The Digital Media 4-1-1

On an almost daily basis, "happenings" within the digital media realm seem to be drawing attention from both the press and industry pundits. This week, though it's only Wednesday, has been a particularly busy news cycle for digital media. Since many of the issues that are garnering buzz directly affect Brightcove's customers, I wanted to share a brief recap of some of the stories I found most interesting. Here's a rundown:

Looking into a crystal ball: what's next for Hulu?
As we know, Hulu is for sale and bids for the joint venture between the Walt Disney Company, NBCUniversal and News Corporation are due this Friday. In this New York Times' article, reporters Amy Chozick and Brian Stelter speculate that Hulu's sale could signify a major change in the online streaming category. They note that if, for instance, a cable or satellite distributor wins the bidding war, then Hulu will likely transition from a relatively open purveyor of online video content to a closed, "TV Everywhere" outlet only available to cable subscribers. If a content provider (a la one of its current owners) or perhaps even a private equity firm take over, then there's a chance that Hulu could further morph into the streaming-centric TV entertainment model of the future. Though only time will tell, TIME's Jared Newman disagrees that a sale signals potentially bad news; in this post, Newman outlines Hulu's evolution over time and reports that Hulu has primarily remained true to its core focus since its creation. Hulu, he says, "exists to let you legally watch ad-supported TV shows for free." And in Newman's view, that’s not likely to change regardless of who takes over the reins.

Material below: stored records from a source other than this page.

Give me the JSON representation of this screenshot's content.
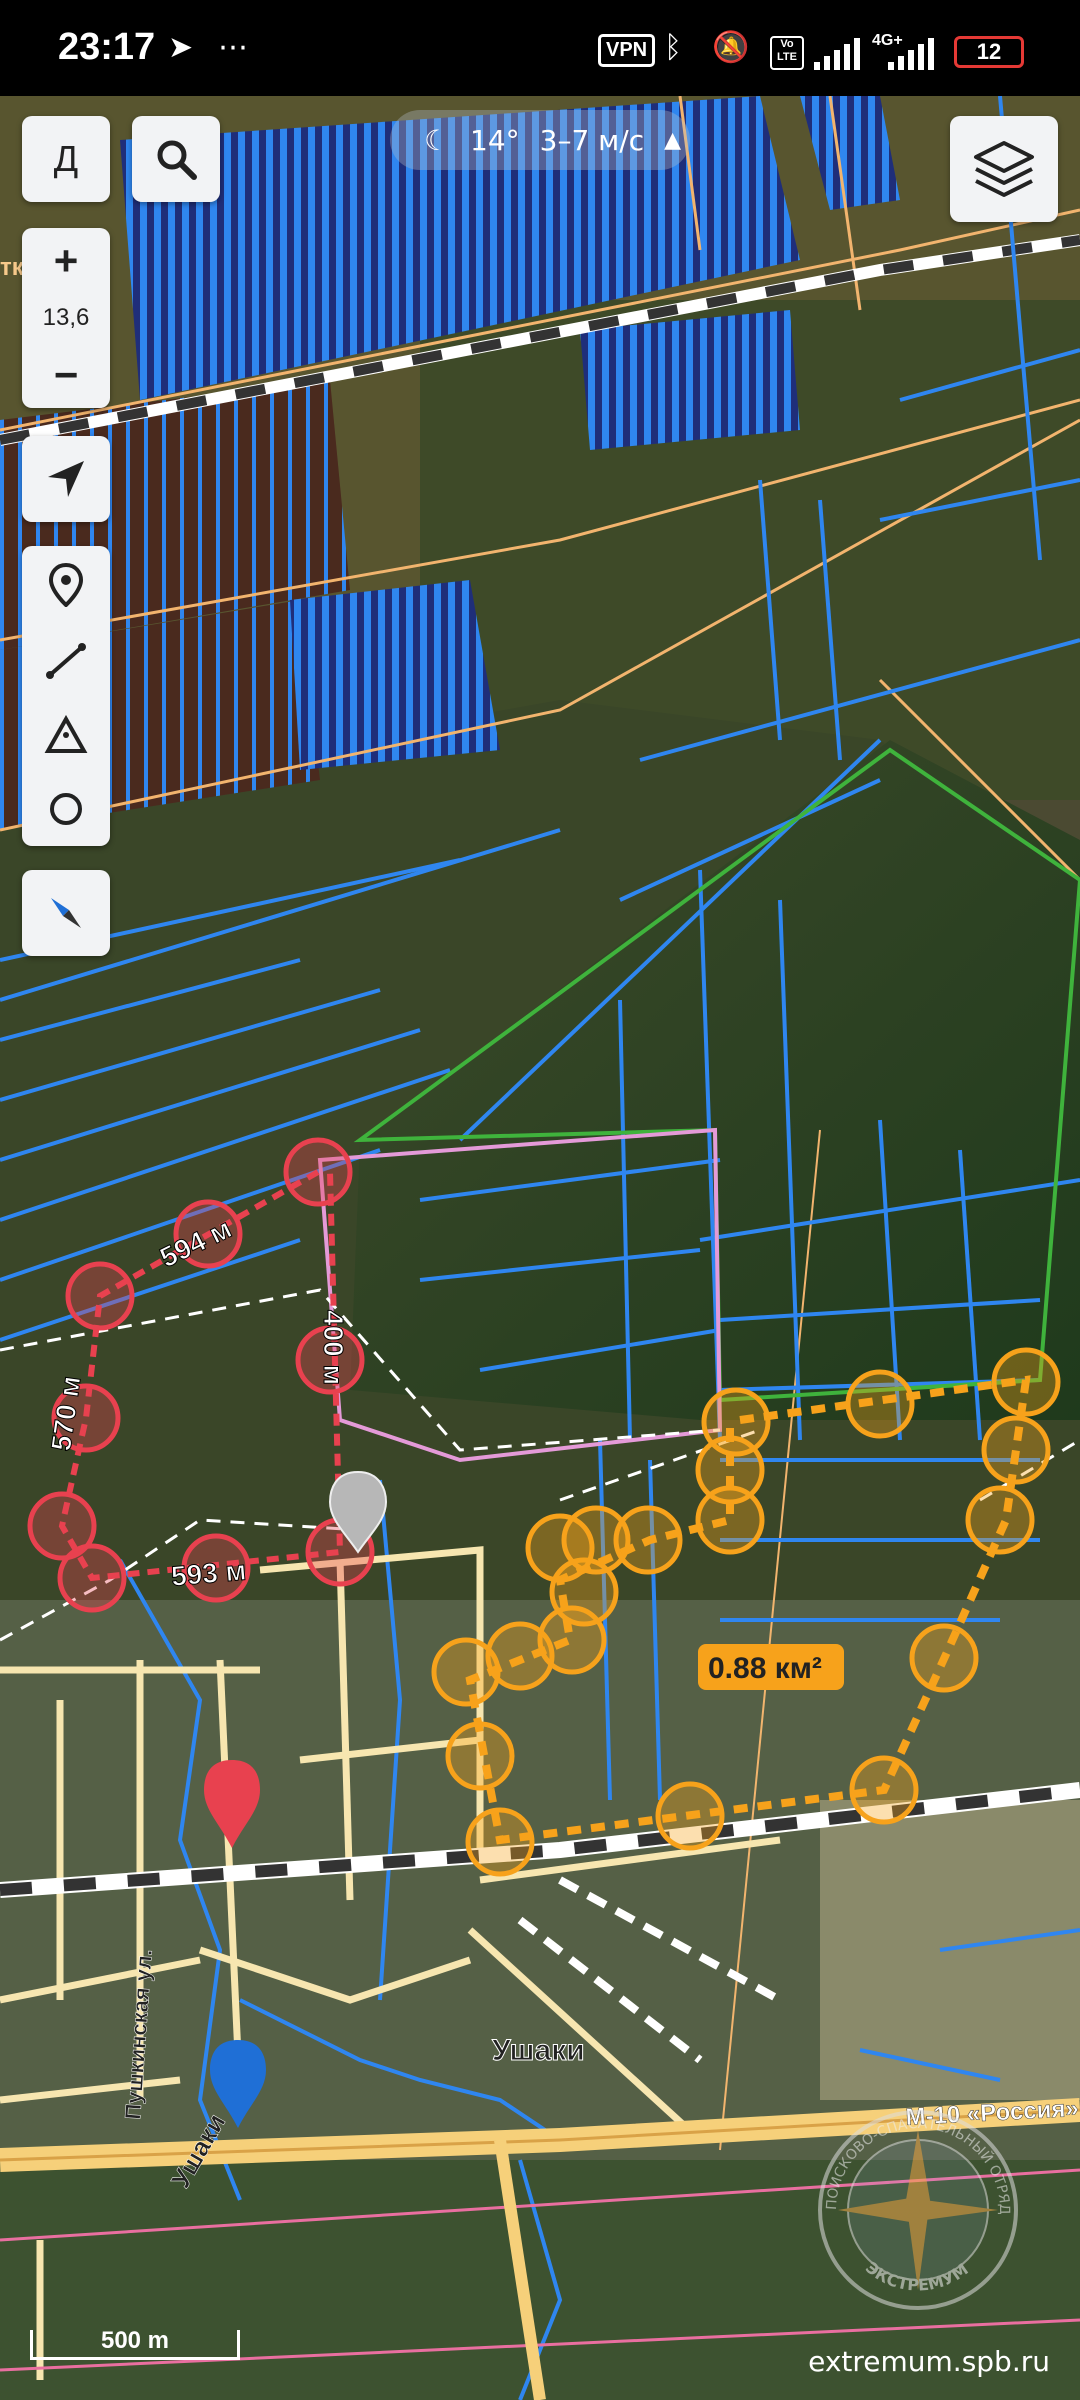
{
  "status": {
    "time": "23:17",
    "vpn": "VPN",
    "volte_top": "Vo",
    "volte_bottom": "LTE",
    "network": "4G+",
    "battery": "12"
  },
  "weather": {
    "temperature": "14°",
    "wind": "3–7 м/с"
  },
  "controls": {
    "d_label": "Д",
    "zoom_in": "+",
    "zoom_level": "13,6",
    "zoom_out": "−"
  },
  "map_labels": {
    "partial_top_left": "тки",
    "distance_1": "594 м",
    "distance_2": "570 м",
    "distance_3": "593 м",
    "distance_4": "400 м",
    "area": "0.88 км²",
    "village": "Ушаки",
    "street": "Пушкинская ул.",
    "ushaki_road": "Ушаки",
    "highway": "М-10 «Россия»"
  },
  "scale_bar": "500 m",
  "watermark": "extremum.spb.ru",
  "logo": {
    "arc_top": "ПОИСКОВО-СПАСАТЕЛЬНЫЙ ОТРЯД",
    "arc_bottom": "ЭКСТРЕМУМ"
  },
  "colors": {
    "drainage": "#2f86f0",
    "measure_red": "#e8414f",
    "area_orange": "#f7a21b",
    "land_border": "#f2b46e",
    "green_border": "#3fb33c",
    "pink_border": "#e49ad8"
  }
}
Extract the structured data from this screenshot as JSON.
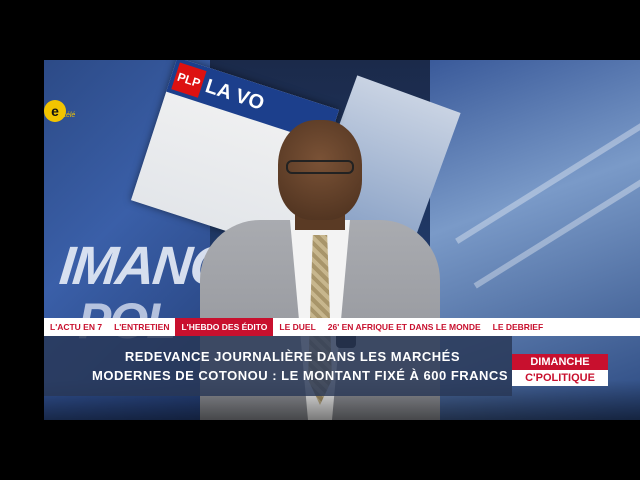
{
  "channel": {
    "logo_letter": "e",
    "logo_sub": "télé",
    "accent_color": "#f2c400"
  },
  "backdrop": {
    "paper_title": "LA VO",
    "paper_logo": "PLP",
    "wall_text_1": "IMANC",
    "wall_text_2": "POL"
  },
  "nav": {
    "items": [
      {
        "label": "L'ACTU EN 7",
        "active": false
      },
      {
        "label": "L'ENTRETIEN",
        "active": false
      },
      {
        "label": "L'HEBDO DES ÉDITO",
        "active": true
      },
      {
        "label": "LE DUEL",
        "active": false
      },
      {
        "label": "26' EN AFRIQUE ET DANS LE MONDE",
        "active": false
      },
      {
        "label": "LE DEBRIEF",
        "active": false
      }
    ],
    "accent_color": "#c8102e"
  },
  "headline": {
    "line1": "REDEVANCE JOURNALIÈRE DANS LES MARCHÉS",
    "line2": "MODERNES DE COTONOU : LE MONTANT FIXÉ À 600 FRANCS"
  },
  "show": {
    "line1": "DIMANCHE",
    "line2": "C'POLITIQUE"
  }
}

Amazon inks streaming deal with PBS; will be the only digital partner offering Downton Abbey
This is big. Amazon announced today that it has inked an exclusive digital distribution deal with PBS, which will allow it to offer Amazon Prime Instant Video subscribers access to a slew of content from Nova and Masterpiece Theater as well as documentaries and a plethora of children's programming. As Jim O'Neill with writes, this is a big victory in Amazon's fight with Netflix over original programming and major distribution deals. Children's shows and "Downton Abbey" alone make this a great coup for Amazon.

Twitter tests a new live events tool
At a Brookings Institute event today, Twitter CEO Dick Costolo discussed a live events tool that the company is currently testing. It sounds as though it will be an intelligent analysis of Tweets in real time--creating a storyline out of all of the commentary taking place in the Twittersphere that people can follow, rather than being forced to scroll through a Twitter timeline in reverse order. At the same time, the company is working to create a "Twitter DVR" that allows people to keep up with Twitter dialogue from a live event or TV show, even if they're not watching live. As Twitter and Facebook continue to compete for second screen superiority, expect more and more innovation.

What did I miss? Let me know in the comments.